    7. 7. Financing• Commitment by 8 Multilateral Development Banks (AfDB, ADB, CAF, EBRD, EIB, IDB, IsDB, and WB)• Significant level of financial support over the next 10 years, from MDBs but also others to help develop sustainable transport and leverage domestic and private sector financing• Annual reporting on sustainable transport related lending in coordination with SLoCaT
    8. 8. Voluntary Commitments on Policies Financing Policies Sustainable Transport Capacity Knowledge
    9. 9. Policies• Intergovernmental EST policy forums in Asia, Africa and Latin America led by UNCRD with inputs from several other SLoCaT members• Promote global standards on e.g. fuel economy and fuel quality• Public transport and rail sector goals and objectives• Policy concepts on financing arrangements, road safety and urban planning
    10. 10. Voluntary Commitments on Institutionsand Capacity Building Financing Policies Sustainable Transport Capacity Knowledge
    11. 11. Capacity development• Development and implementation of training: general sustainable transport, specialized areas such as cycling, road safety• Hands-on work with cities to strengthen their capacities to develop policies and projects and successfully implement these
    12. 12. Voluntary Commitments onKnowledge/Expertise Financing Policies Sustainable Transport Capacity Knowledge
    13. 13. Knowledge• Create new knowledge• Development of tools and guidelines to facilitate scaling up of sustainable transport projects and practices: BRT, Cycling, Freight, Road Safety• Improve access to information
    14. 14. Resources to activate and implement VCs Human (skills Financial Organizational Networks and expertise)
    15. 15. Key issues to keep in mind• Will the Voluntary Commitments be delivered as promised?

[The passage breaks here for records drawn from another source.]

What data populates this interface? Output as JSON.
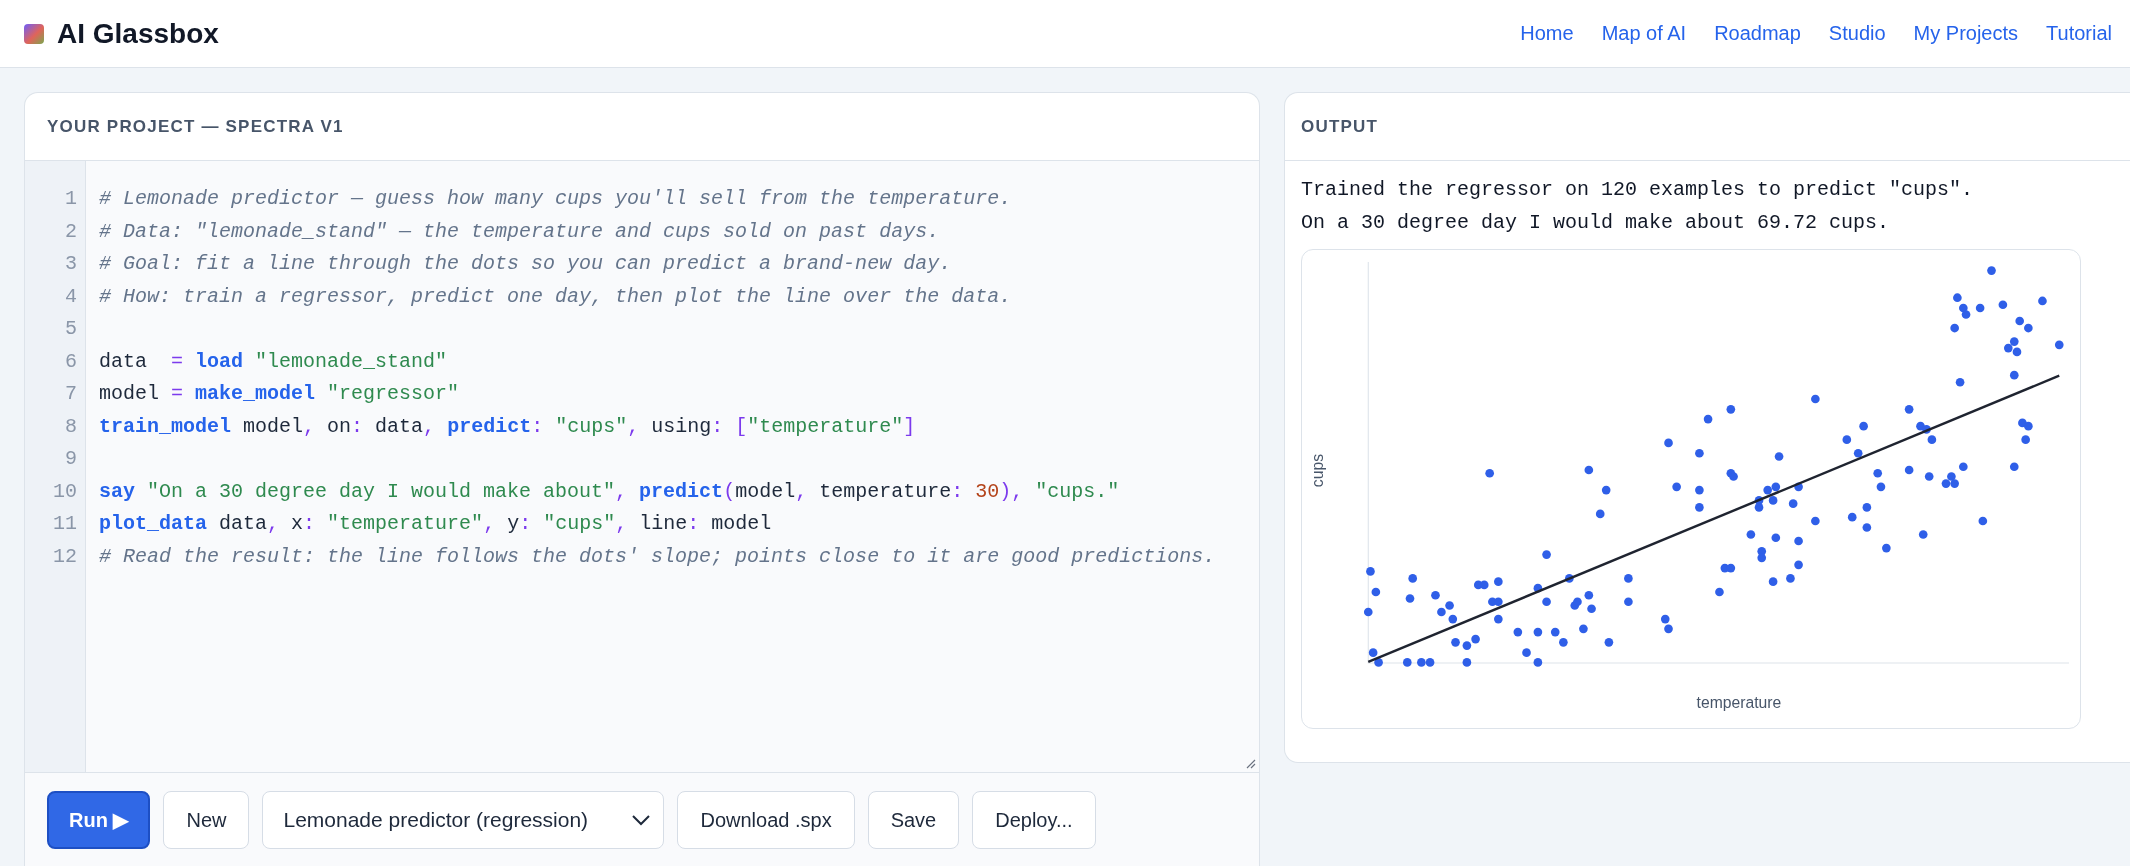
{
  "app": {
    "title": "AI Glassbox"
  },
  "nav": [
    "Home",
    "Map of AI",
    "Roadmap",
    "Studio",
    "My Projects",
    "Tutorial"
  ],
  "project_panel": {
    "title": "YOUR PROJECT — SPECTRA V1",
    "code_lines": [
      {
        "number": "1",
        "tokens": [
          {
            "kind": "comment",
            "text": "# Lemonade predictor — guess how many cups you'll sell from the temperature."
          }
        ]
      },
      {
        "number": "2",
        "tokens": [
          {
            "kind": "comment",
            "text": "# Data: \"lemonade_stand\" — the temperature and cups sold on past days."
          }
        ]
      },
      {
        "number": "3",
        "tokens": [
          {
            "kind": "comment",
            "text": "# Goal: fit a line through the dots so you can predict a brand-new day."
          }
        ]
      },
      {
        "number": "4",
        "tokens": [
          {
            "kind": "comment",
            "text": "# How: train a regressor, predict one day, then plot the line over the data."
          }
        ]
      },
      {
        "number": "5"
      },
      {
        "number": "6",
        "tokens": [
          {
            "kind": "plain",
            "text": "data  "
          },
          {
            "kind": "op",
            "text": "= "
          },
          {
            "kind": "keyword",
            "text": "load"
          },
          {
            "kind": "string",
            "text": " \"lemonade_stand\""
          }
        ]
      },
      {
        "number": "7",
        "tokens": [
          {
            "kind": "plain",
            "text": "model "
          },
          {
            "kind": "op",
            "text": "= "
          },
          {
            "kind": "keyword",
            "text": "make_model"
          },
          {
            "kind": "string",
            "text": " \"regressor\""
          }
        ]
      },
      {
        "number": "8",
        "tokens": [
          {
            "kind": "keyword",
            "text": "train_model"
          },
          {
            "kind": "plain",
            "text": " model"
          },
          {
            "kind": "op",
            "text": ","
          },
          {
            "kind": "plain",
            "text": " on"
          },
          {
            "kind": "op",
            "text": ":"
          },
          {
            "kind": "plain",
            "text": " data"
          },
          {
            "kind": "op",
            "text": ", "
          },
          {
            "kind": "keyword",
            "text": "predict"
          },
          {
            "kind": "op",
            "text": ":"
          },
          {
            "kind": "string",
            "text": " \"cups\""
          },
          {
            "kind": "op",
            "text": ","
          },
          {
            "kind": "plain",
            "text": " using"
          },
          {
            "kind": "op",
            "text": ": ["
          },
          {
            "kind": "string",
            "text": "\"temperature\""
          },
          {
            "kind": "op",
            "text": "]"
          }
        ]
      },
      {
        "number": "9"
      },
      {
        "number": "10",
        "tokens": [
          {
            "kind": "keyword",
            "text": "say"
          },
          {
            "kind": "string",
            "text": " \"On a 30 degree day I would make about\""
          },
          {
            "kind": "op",
            "text": ", "
          },
          {
            "kind": "keyword",
            "text": "predict"
          },
          {
            "kind": "op",
            "text": "("
          },
          {
            "kind": "plain",
            "text": "model"
          },
          {
            "kind": "op",
            "text": ","
          },
          {
            "kind": "plain",
            "text": " temperature"
          },
          {
            "kind": "op",
            "text": ": "
          },
          {
            "kind": "number",
            "text": "30"
          },
          {
            "kind": "op",
            "text": "),"
          },
          {
            "kind": "string",
            "text": " \"cups.\""
          }
        ]
      },
      {
        "number": "11",
        "tokens": [
          {
            "kind": "keyword",
            "text": "plot_data"
          },
          {
            "kind": "plain",
            "text": " data"
          },
          {
            "kind": "op",
            "text": ","
          },
          {
            "kind": "plain",
            "text": " x"
          },
          {
            "kind": "op",
            "text": ":"
          },
          {
            "kind": "string",
            "text": " \"temperature\""
          },
          {
            "kind": "op",
            "text": ","
          },
          {
            "kind": "plain",
            "text": " y"
          },
          {
            "kind": "op",
            "text": ":"
          },
          {
            "kind": "string",
            "text": " \"cups\""
          },
          {
            "kind": "op",
            "text": ","
          },
          {
            "kind": "plain",
            "text": " line"
          },
          {
            "kind": "op",
            "text": ":"
          },
          {
            "kind": "plain",
            "text": " model"
          }
        ]
      },
      {
        "number": "12",
        "tokens": [
          {
            "kind": "comment",
            "text": "# Read the result: the line follows the dots' slope; points close to it are good predictions."
          }
        ]
      }
    ],
    "toolbar": [
      {
        "kind": "primary",
        "label": "Run ▶"
      },
      {
        "kind": "button",
        "label": "New"
      },
      {
        "kind": "dropdown",
        "value": "Lemonade predictor (regression)"
      },
      {
        "kind": "button",
        "label": "Download .spx"
      },
      {
        "kind": "button",
        "label": "Save"
      },
      {
        "kind": "button",
        "label": "Deploy..."
      }
    ]
  },
  "output_panel": {
    "title": "OUTPUT",
    "lines": [
      "Trained the regressor on 120 examples to predict \"cups\".",
      "On a 30 degree day I would make about 69.72 cups."
    ],
    "plot": {
      "ylabel": "cups",
      "xlabel": "temperature"
    }
  }
}
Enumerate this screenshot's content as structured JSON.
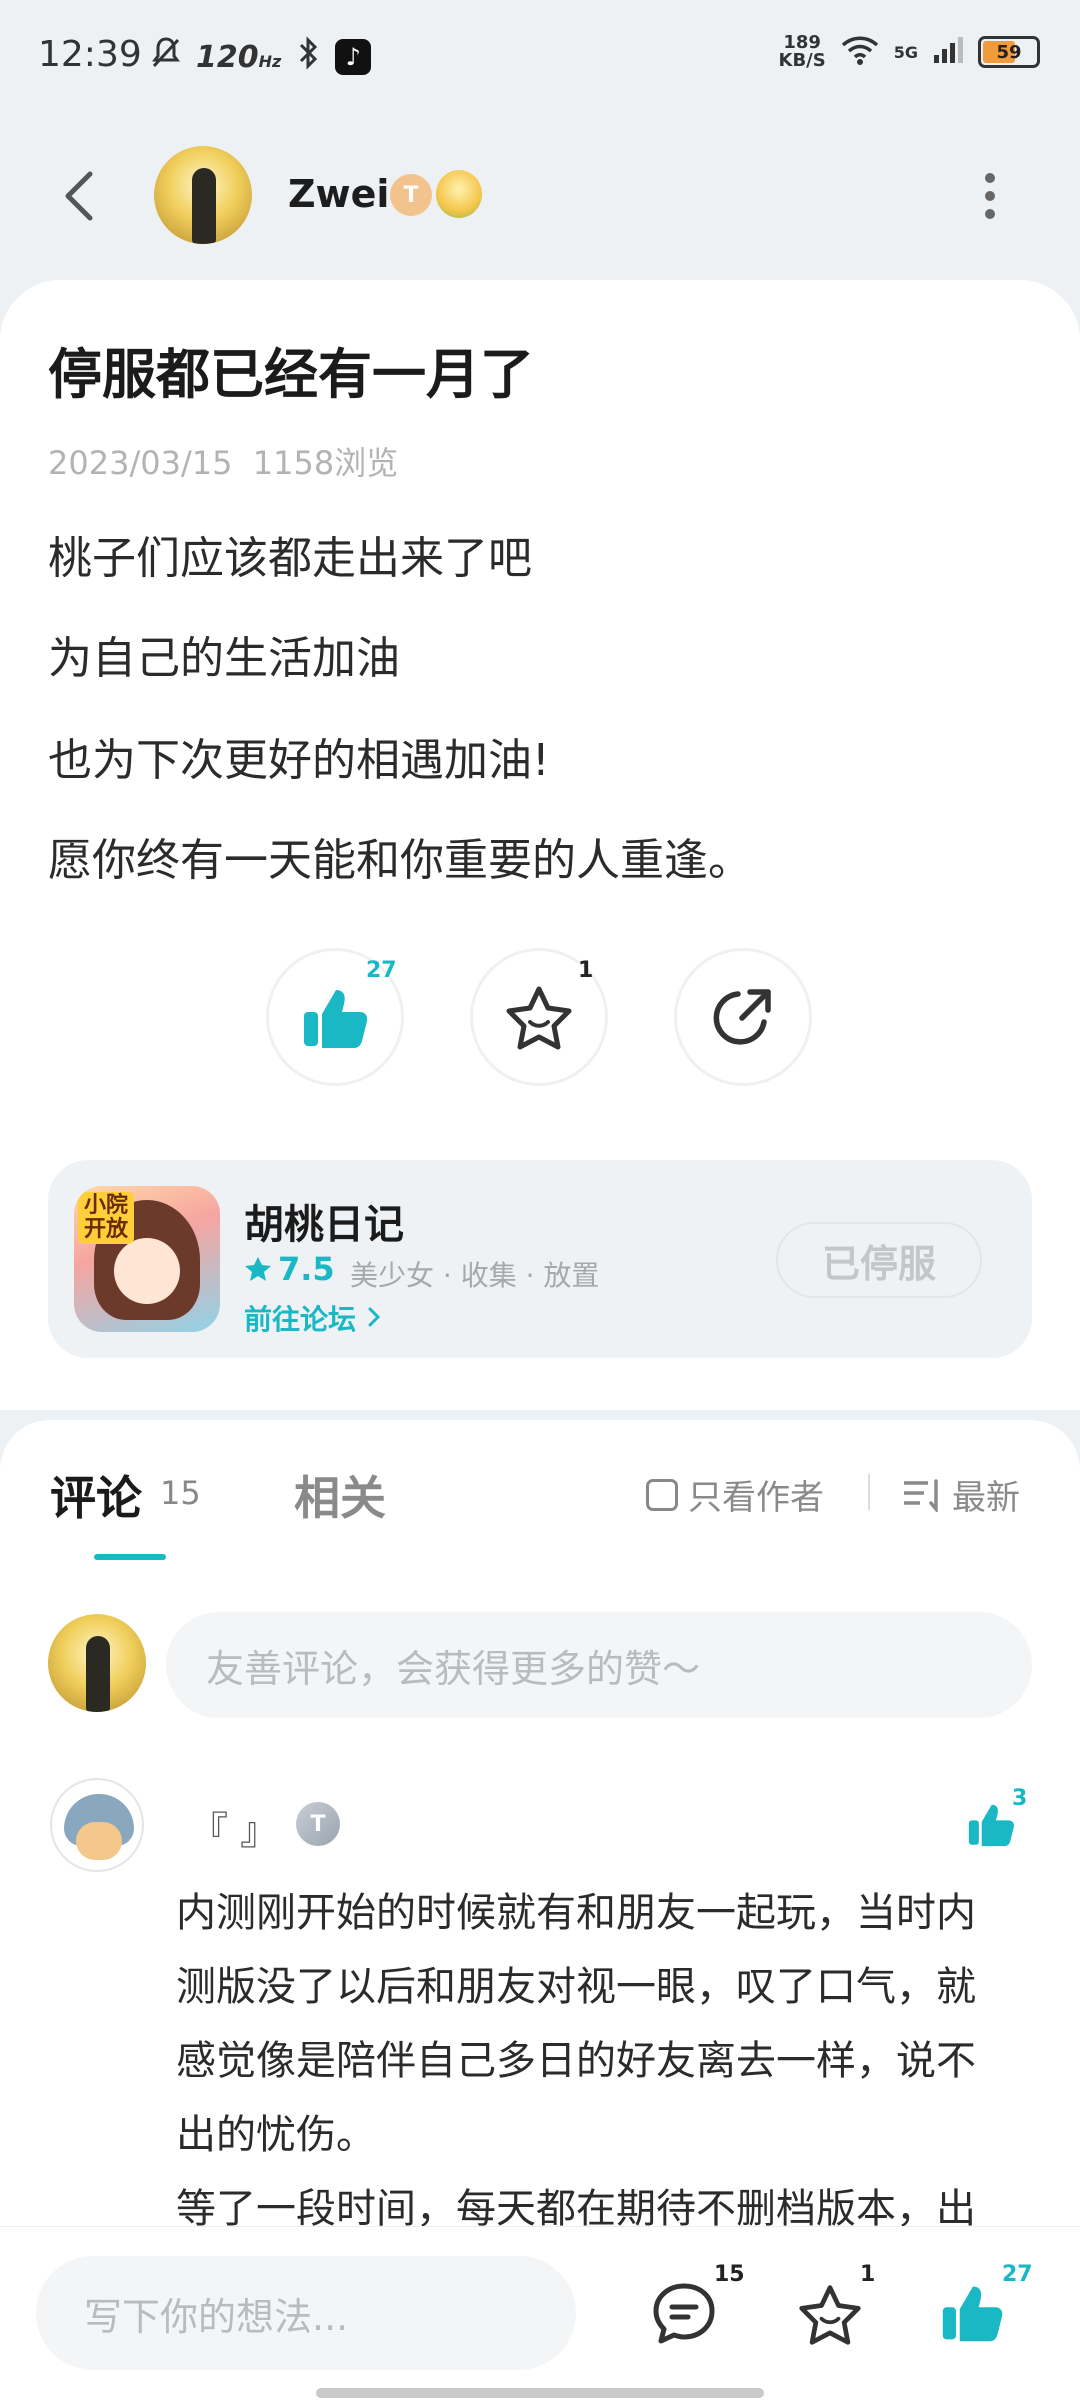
{
  "status_bar": {
    "time": "12:39",
    "refresh_rate": "120",
    "refresh_unit": "Hz",
    "net_speed": "189",
    "net_unit": "KB/S",
    "network": "5G",
    "battery": "59"
  },
  "header": {
    "author_name": "Zwei",
    "author_badge": "T"
  },
  "post": {
    "title": "停服都已经有一月了",
    "date": "2023/03/15",
    "views": "1158浏览",
    "lines": [
      "桃子们应该都走出来了吧",
      "为自己的生活加油",
      "也为下次更好的相遇加油!",
      "愿你终有一天能和你重要的人重逢。"
    ],
    "like_count": "27",
    "fav_count": "1"
  },
  "game": {
    "icon_tag": "小院开放",
    "name": "胡桃日记",
    "rating": "7.5",
    "tags": "美少女 · 收集 · 放置",
    "link": "前往论坛",
    "status": "已停服"
  },
  "comments": {
    "tab_comments": "评论",
    "tab_comments_count": "15",
    "tab_related": "相关",
    "author_only": "只看作者",
    "sort": "最新",
    "input_placeholder": "友善评论，会获得更多的赞～",
    "first": {
      "name": "『 』",
      "badge": "T",
      "like_count": "3",
      "text_lines": [
        " 内测刚开始的时候就有和朋友一起玩，当时内",
        "测版没了以后和朋友对视一眼，叹了口气，就",
        "感觉像是陪伴自己多日的好友离去一样，说不",
        "出的忧伤。",
        "等了一段时间，每天都在期待不删档版本，出"
      ]
    }
  },
  "bottom_bar": {
    "placeholder": "写下你的想法...",
    "comment_count": "15",
    "fav_count": "1",
    "like_count": "27"
  },
  "colors": {
    "accent": "#19b8c4",
    "background": "#eef1f4"
  }
}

How can we monitor our progress?• How to ensure synergy between the individual Voluntary Commitments?• How can we support the delivery of a potential SDG in transport, e.g. “Universal Access to Clean Safe and Affordable Transport”?• How to link the implementation of transport Voluntary Commitments to other transport initiatives, including a possible Secretary General’s panel on sustainable transport?
    16. 16. Concluding Message for Rio+20• The sustainable transport community is ready to contribute to the success of Rio+20• Voluntary Commitments collectively cover: ▫ All types of transport ▫ All building blocks ▫ All world regions• Transport is ready to be part of the solution!• www.slocat.net/rio20-vc
    17. 17. Thank you for your attentionTyrrell Duncantduncan@adb.org